Residents desperate to rescue loved ones trapped on Great Abaco and aid groups organizing relief efforts to the devastated islands in the northwestern Bahamas gathered at the airport in Nassau prepared to help. They jockeyed for scarce seats on outbound flights.
Lowree Tynes 36, and Daynan Tynes, 44, from the Abacos, waited at the executive airport in Nassau on Wednesday morning trying to catch a flight home to evacuate about 10 children trapped there.
The kids belong to family and friends who weren’t able to get off the island before Dorian made landfall there on Sunday as a Category 5 storm with sustained winds of 185 mph and a storm surge two-stories high, making it the most powerful hurricane on record ever to hit the island.
They have also received coordinates of where they hope to find the children. In some cases, the coordinates have changed five or six times — a sign, they fear, that people are fleeing from one precarious shelter to another.
The couple, who run a construction company and design studio in Marsh Harbour, have helped many of their clients over the years build hurricane-resistant homes. But Dorian was different.
Four days after the hurricane hit, the couple also fear their isolated family and friends are likely growing desperate.
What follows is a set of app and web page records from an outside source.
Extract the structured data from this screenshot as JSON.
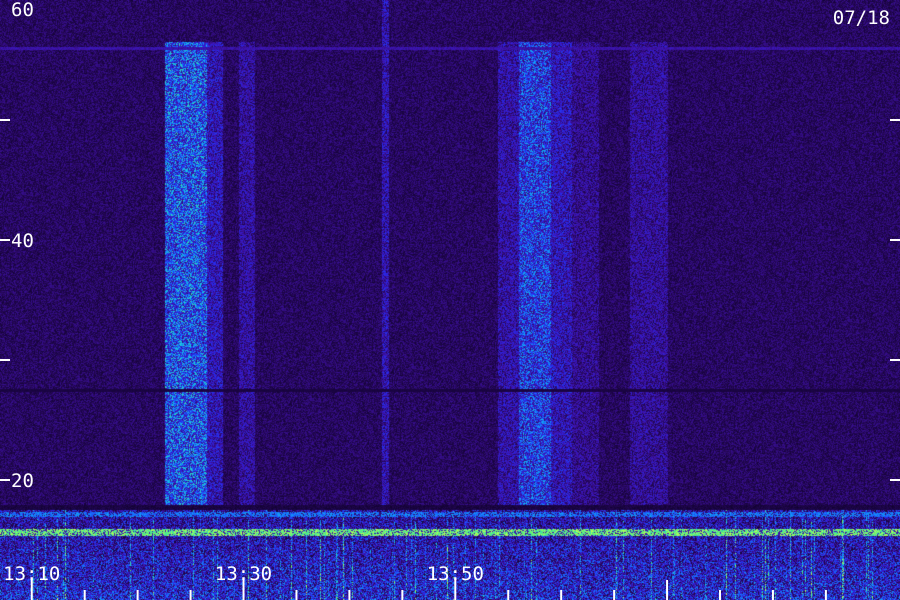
{
  "date_label": "07/18",
  "chart_data": {
    "type": "heatmap",
    "title": "",
    "xlabel": "",
    "ylabel": "",
    "ylim": [
      10,
      60
    ],
    "xlim_minutes": [
      13.07,
      13.92
    ],
    "y_tick_labels": [
      {
        "value": 60,
        "text": "60"
      },
      {
        "value": 40,
        "text": "40"
      },
      {
        "value": 20,
        "text": "20"
      }
    ],
    "y_ticks": [
      60,
      55,
      50,
      45,
      40,
      35,
      30,
      25,
      20
    ],
    "x_tick_labels": [
      {
        "value": 13.1,
        "text": "13:10"
      },
      {
        "value": 13.3,
        "text": "13:30"
      },
      {
        "value": 13.5,
        "text": "13:50"
      }
    ],
    "x_ticks": [
      13.1,
      13.15,
      13.2,
      13.25,
      13.3,
      13.35,
      13.4,
      13.45,
      13.5,
      13.55,
      13.6,
      13.65,
      13.7,
      13.75,
      13.8,
      13.85
    ],
    "background_level": 0.2,
    "horizontal_lines": [
      {
        "y": 56.0,
        "level": 0.32
      },
      {
        "y": 27.5,
        "level": 0.1
      }
    ],
    "vertical_bands": [
      {
        "x_start": 13.225,
        "x_end": 13.265,
        "y_min": 17.2,
        "y_max": 56.5,
        "level": 0.62
      },
      {
        "x_start": 13.265,
        "x_end": 13.28,
        "y_min": 17.2,
        "y_max": 56.5,
        "level": 0.4
      },
      {
        "x_start": 13.295,
        "x_end": 13.31,
        "y_min": 17.2,
        "y_max": 56.5,
        "level": 0.34
      },
      {
        "x_start": 13.43,
        "x_end": 13.437,
        "y_min": 17.2,
        "y_max": 60,
        "level": 0.38
      },
      {
        "x_start": 13.54,
        "x_end": 13.56,
        "y_min": 17.2,
        "y_max": 56.5,
        "level": 0.36
      },
      {
        "x_start": 13.56,
        "x_end": 13.59,
        "y_min": 17.2,
        "y_max": 56.5,
        "level": 0.56
      },
      {
        "x_start": 13.59,
        "x_end": 13.61,
        "y_min": 17.2,
        "y_max": 56.5,
        "level": 0.4
      },
      {
        "x_start": 13.6,
        "x_end": 13.635,
        "y_min": 17.2,
        "y_max": 56.5,
        "level": 0.3
      },
      {
        "x_start": 13.665,
        "x_end": 13.7,
        "y_min": 17.2,
        "y_max": 56.5,
        "level": 0.32
      }
    ],
    "low_frequency_noise": {
      "y_min": 10,
      "y_max": 17.5,
      "edge_y": 17.2,
      "level": 0.78
    }
  }
}
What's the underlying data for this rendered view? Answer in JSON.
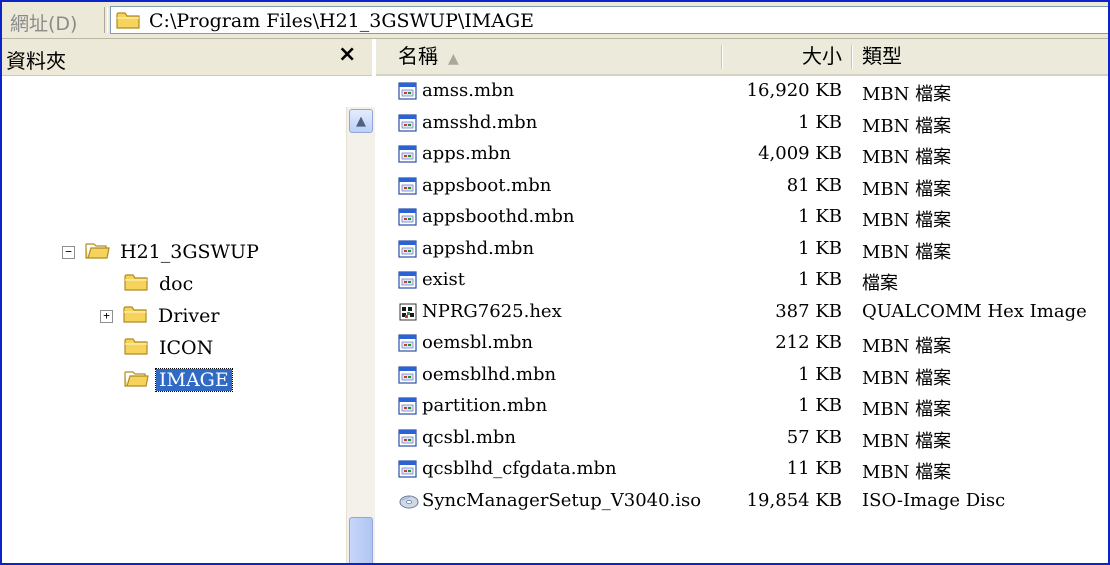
{
  "address": {
    "label": "網址(D)",
    "path": "C:\\Program Files\\H21_3GSWUP\\IMAGE"
  },
  "folders_pane": {
    "title": "資料夾",
    "close": "×",
    "tree": [
      {
        "label": "H21_3GSWUP",
        "expander": "−"
      },
      {
        "label": "doc"
      },
      {
        "label": "Driver",
        "expander": "+"
      },
      {
        "label": "ICON"
      },
      {
        "label": "IMAGE",
        "selected": true
      }
    ]
  },
  "columns": {
    "name": "名稱",
    "size": "大小",
    "type": "類型"
  },
  "files": [
    {
      "name": "amss.mbn",
      "size": "16,920 KB",
      "type": "MBN 檔案",
      "icon": "app-file-icon"
    },
    {
      "name": "amsshd.mbn",
      "size": "1 KB",
      "type": "MBN 檔案",
      "icon": "app-file-icon"
    },
    {
      "name": "apps.mbn",
      "size": "4,009 KB",
      "type": "MBN 檔案",
      "icon": "app-file-icon"
    },
    {
      "name": "appsboot.mbn",
      "size": "81 KB",
      "type": "MBN 檔案",
      "icon": "app-file-icon"
    },
    {
      "name": "appsboothd.mbn",
      "size": "1 KB",
      "type": "MBN 檔案",
      "icon": "app-file-icon"
    },
    {
      "name": "appshd.mbn",
      "size": "1 KB",
      "type": "MBN 檔案",
      "icon": "app-file-icon"
    },
    {
      "name": "exist",
      "size": "1 KB",
      "type": "檔案",
      "icon": "app-file-icon"
    },
    {
      "name": "NPRG7625.hex",
      "size": "387 KB",
      "type": "QUALCOMM Hex Image",
      "icon": "hex-file-icon"
    },
    {
      "name": "oemsbl.mbn",
      "size": "212 KB",
      "type": "MBN 檔案",
      "icon": "app-file-icon"
    },
    {
      "name": "oemsblhd.mbn",
      "size": "1 KB",
      "type": "MBN 檔案",
      "icon": "app-file-icon"
    },
    {
      "name": "partition.mbn",
      "size": "1 KB",
      "type": "MBN 檔案",
      "icon": "app-file-icon"
    },
    {
      "name": "qcsbl.mbn",
      "size": "57 KB",
      "type": "MBN 檔案",
      "icon": "app-file-icon"
    },
    {
      "name": "qcsblhd_cfgdata.mbn",
      "size": "11 KB",
      "type": "MBN 檔案",
      "icon": "app-file-icon"
    },
    {
      "name": "SyncManagerSetup_V3040.iso",
      "size": "19,854 KB",
      "type": "ISO-Image Disc",
      "icon": "disc-image-icon"
    }
  ],
  "colors": {
    "frame": "#0a24c8",
    "selection": "#316ac5",
    "folder": "#f6d35c"
  }
}
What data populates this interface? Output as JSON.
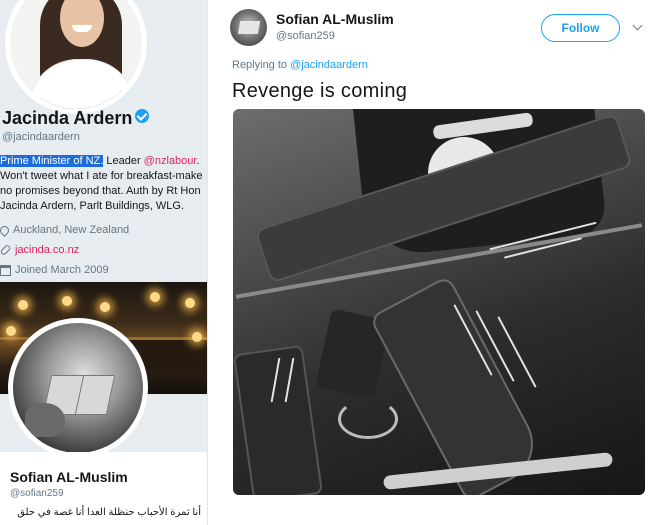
{
  "profile": {
    "name": "Jacinda Ardern",
    "handle": "@jacindaardern",
    "bio_highlight": "Prime Minister of NZ.",
    "bio_leader": " Leader ",
    "bio_mention": "@nzlabour",
    "bio_rest_1": ".",
    "bio_line2": "Won't tweet what I ate for breakfast-make",
    "bio_line3": "no promises beyond that. Auth by Rt Hon",
    "bio_line4": "Jacinda Ardern, Parlt Buildings, WLG.",
    "location": "Auckland, New Zealand",
    "website": "jacinda.co.nz",
    "joined": "Joined March 2009"
  },
  "second_profile": {
    "name": "Sofian AL-Muslim",
    "handle": "@sofian259",
    "bio": "أنا ثمرة الأحباب حنظلة العدا أنا غصة في حلق"
  },
  "tweet": {
    "author_name": "Sofian AL-Muslim",
    "author_handle": "@sofian259",
    "follow_label": "Follow",
    "replying_prefix": "Replying to ",
    "replying_mention": "@jacindaardern",
    "text": "Revenge is coming"
  },
  "colors": {
    "twitter_blue": "#1da1f2",
    "mention_pink": "#e0245e",
    "highlight": "#1e6cd8",
    "secondary_text": "#657786"
  },
  "icons": {
    "verified": "verified-icon",
    "location": "location-icon",
    "link": "link-icon",
    "calendar": "calendar-icon",
    "more": "chevron-down-icon"
  }
}
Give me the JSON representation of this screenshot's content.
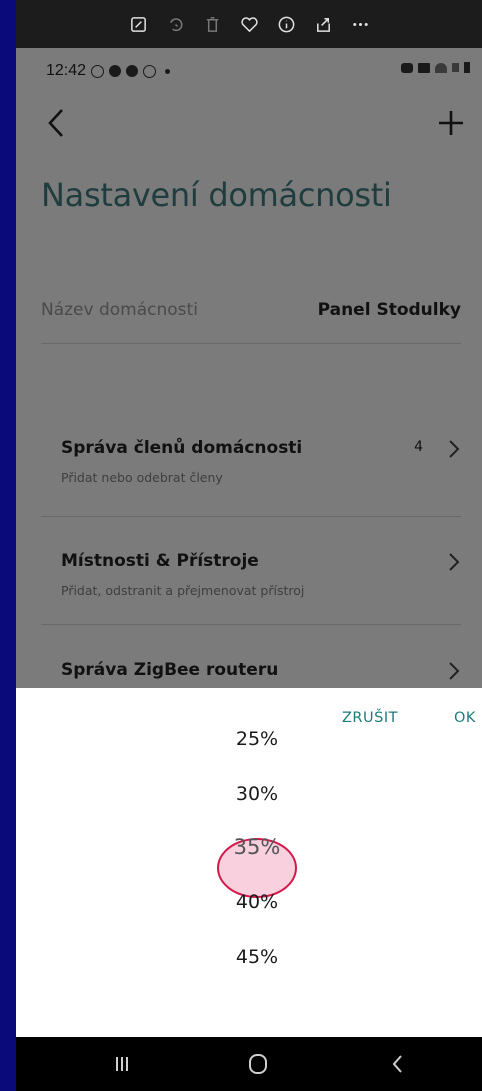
{
  "status_bar": {
    "time": "12:42"
  },
  "header": {
    "title": "Nastavení domácnosti"
  },
  "household": {
    "name_label": "Název domácnosti",
    "name_value": "Panel Stodulky"
  },
  "menu": [
    {
      "title": "Správa členů domácnosti",
      "subtitle": "Přidat nebo odebrat členy",
      "count": "4"
    },
    {
      "title": "Místnosti & Přístroje",
      "subtitle": "Přidat, odstranit a přejmenovat přístroj",
      "count": ""
    },
    {
      "title": "Správa ZigBee routeru",
      "subtitle": "",
      "count": ""
    }
  ],
  "picker": {
    "cancel_label": "ZRUŠIT",
    "ok_label": "OK",
    "options": [
      "25%",
      "30%",
      "35%",
      "40%",
      "45%"
    ],
    "selected": "35%",
    "highlight_color": "#d3194c"
  },
  "colors": {
    "accent": "#1f7a7a",
    "title": "#1f3d3e",
    "frame": "#0a0a7a"
  }
}
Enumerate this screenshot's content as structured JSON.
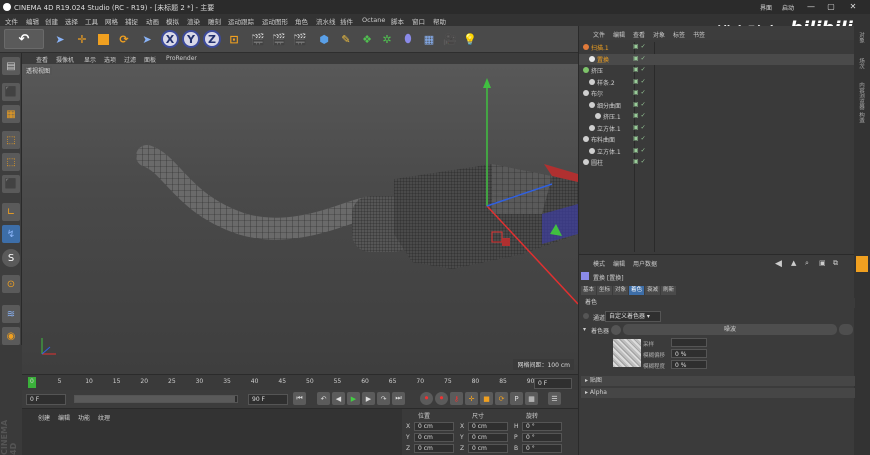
{
  "titlebar": {
    "title": "CINEMA 4D R19.024 Studio (RC - R19) - [未标题 2 *] - 主要",
    "minimize": "—",
    "maximize": "▢",
    "close": "✕",
    "layout_label": "界面",
    "layout_value": "启动"
  },
  "menubar": [
    "文件",
    "编辑",
    "创建",
    "选择",
    "工具",
    "网格",
    "捕捉",
    "动画",
    "模拟",
    "渲染",
    "雕刻",
    "运动跟踪",
    "运动图形",
    "角色",
    "流水线",
    "插件",
    "Octane",
    "脚本",
    "窗口",
    "帮助"
  ],
  "toolbar": {
    "undo": "↶",
    "x_label": "X",
    "y_label": "Y",
    "z_label": "Z"
  },
  "viewport": {
    "menu": [
      "查看",
      "摄像机",
      "显示",
      "选项",
      "过滤",
      "面板",
      "ProRender"
    ],
    "label": "透视视图",
    "grid_distance": "网格间距：100 cm"
  },
  "timeline": {
    "ticks": [
      "0",
      "5",
      "10",
      "15",
      "20",
      "25",
      "30",
      "35",
      "40",
      "45",
      "50",
      "55",
      "60",
      "65",
      "70",
      "75",
      "80",
      "85",
      "90"
    ],
    "frame": "0 F"
  },
  "transport": {
    "start": "0 F",
    "current": "0 F",
    "end": "90 F",
    "max": "90 F"
  },
  "materials": {
    "menu": [
      "创建",
      "编辑",
      "功能",
      "纹理"
    ]
  },
  "coords": {
    "headers": [
      "位置",
      "尺寸",
      "旋转"
    ],
    "rows": [
      [
        "X",
        "0 cm",
        "X",
        "0 cm",
        "H",
        "0 °"
      ],
      [
        "Y",
        "0 cm",
        "Y",
        "0 cm",
        "P",
        "0 °"
      ],
      [
        "Z",
        "0 cm",
        "Z",
        "0 cm",
        "B",
        "0 °"
      ]
    ]
  },
  "objects": {
    "menu": [
      "文件",
      "编辑",
      "查看",
      "对象",
      "标签",
      "书签"
    ],
    "rows": [
      {
        "name": "扫描.1",
        "color": "#e07a3a",
        "indent": 0,
        "selected": false
      },
      {
        "name": "置换",
        "color": "#e8e8e8",
        "indent": 1,
        "selected": true
      },
      {
        "name": "挤压",
        "color": "#7ec46a",
        "indent": 0,
        "selected": false
      },
      {
        "name": "样条.2",
        "color": "#cfcfcf",
        "indent": 1,
        "selected": false
      },
      {
        "name": "布尔",
        "color": "#cfcfcf",
        "indent": 0,
        "selected": false
      },
      {
        "name": "细分曲面",
        "color": "#cfcfcf",
        "indent": 1,
        "selected": false
      },
      {
        "name": "挤压.1",
        "color": "#cfcfcf",
        "indent": 2,
        "selected": false
      },
      {
        "name": "立方体.1",
        "color": "#cfcfcf",
        "indent": 1,
        "selected": false
      },
      {
        "name": "布料曲面",
        "color": "#cfcfcf",
        "indent": 0,
        "selected": false
      },
      {
        "name": "立方体.1",
        "color": "#cfcfcf",
        "indent": 1,
        "selected": false
      },
      {
        "name": "圆柱",
        "color": "#cfcfcf",
        "indent": 0,
        "selected": false
      }
    ]
  },
  "attributes": {
    "menu": [
      "模式",
      "编辑",
      "用户数据"
    ],
    "object_title": "置换 [置换]",
    "tabs": [
      "基本",
      "坐标",
      "对象",
      "着色",
      "衰减",
      "刷新"
    ],
    "active_tab": "着色",
    "section": "着色",
    "channel_label": "通道",
    "channel_value": "自定义着色器",
    "shader_label": "着色器",
    "shader_value": "噪波",
    "sample_label": "采样",
    "sample_value": "",
    "blur_offset_label": "模糊偏移",
    "blur_offset_value": "0 %",
    "blur_scale_label": "模糊程度",
    "blur_scale_value": "0 %",
    "sub1": "贴图",
    "sub2": "Alpha"
  },
  "watermark": {
    "cn": "不错实验室",
    "logo": "bilibili"
  },
  "sidebar": [
    "对象",
    "场次",
    "内容浏览器",
    "构造"
  ]
}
They’re taking diapers, water, baby food and other first aid items, but it’s unclear how long they will wait to get to the islands. The couple were competing with the Bahamian military, aid organizations and the global media to find room on a flight.
Aerial footage of Great Abaco in the northwestern Bahamas revealed the decimation Dorian left behind after making
After flying over the devastated islands on Tuesday, Bahamian Prime Minister Hubert Minnis called the storm’s aftermath “one of the greatest national crises in our country’s history.”
At least seven people have died and many more have been reported missing as a result of Dorian, which decimated most of the homes in Marsh Harbour, the capital of Great Abaco, and wiped out a shantytown known as The Mudd.
The storm’s high winds and muddy brown storm water took out hospitals and airports, deluged roadways and trapped people in their homes. A group of 30 people were rescued from floodwaters in the Abaco Islands on Tuesday, but many more needed help as search-and-rescue operations were underway.
About 400 people took shelter at the clinic in Marsh Harbour, the Pan American Health Organization reported. At least 20 critical patients were evacuated from Abaco to the Princess Margaret Hospital in Nassau.
Extensive flooding in Abaco and Grand Bahama Island, where Dorian stalled for two days, damaged the Rand Memorial Hospital in Freeport, contributing to a public health challenge.
In response to the crisis, Florida Rep. Shevrin Jones, a Democrat who has family in the Bahamas, called on the Trump administration and federal lawmakers to make it easier for Bahamians fleeing the storm’s aftermath to enter the United States.
With many parts of the Bahamas unreachable by officials, many residents took it upon themselves to help their neighbors. Bahamians used jet skis and a bulldozer to rescue trapped residents as the U.S. Coast Guard, Britain’s Royal Navy and aid groups tried to get food and medicine to survivors. By Tuesday, at least 29 people had been rescued.
By nightfall Tuesday, with no power on Great Abaco and much of the island cut off from communication, reports of looting and lawlessness surfaced on social media, where scores of people shared cellphone videos, pictures and other personal accounts of Dorian’s destruction.
Minnis said his government will be increasing security on the island. The prime minister and his team had tried to travel to Grand Bahama island but had to turn back due to weather.
Source: Union Bulletin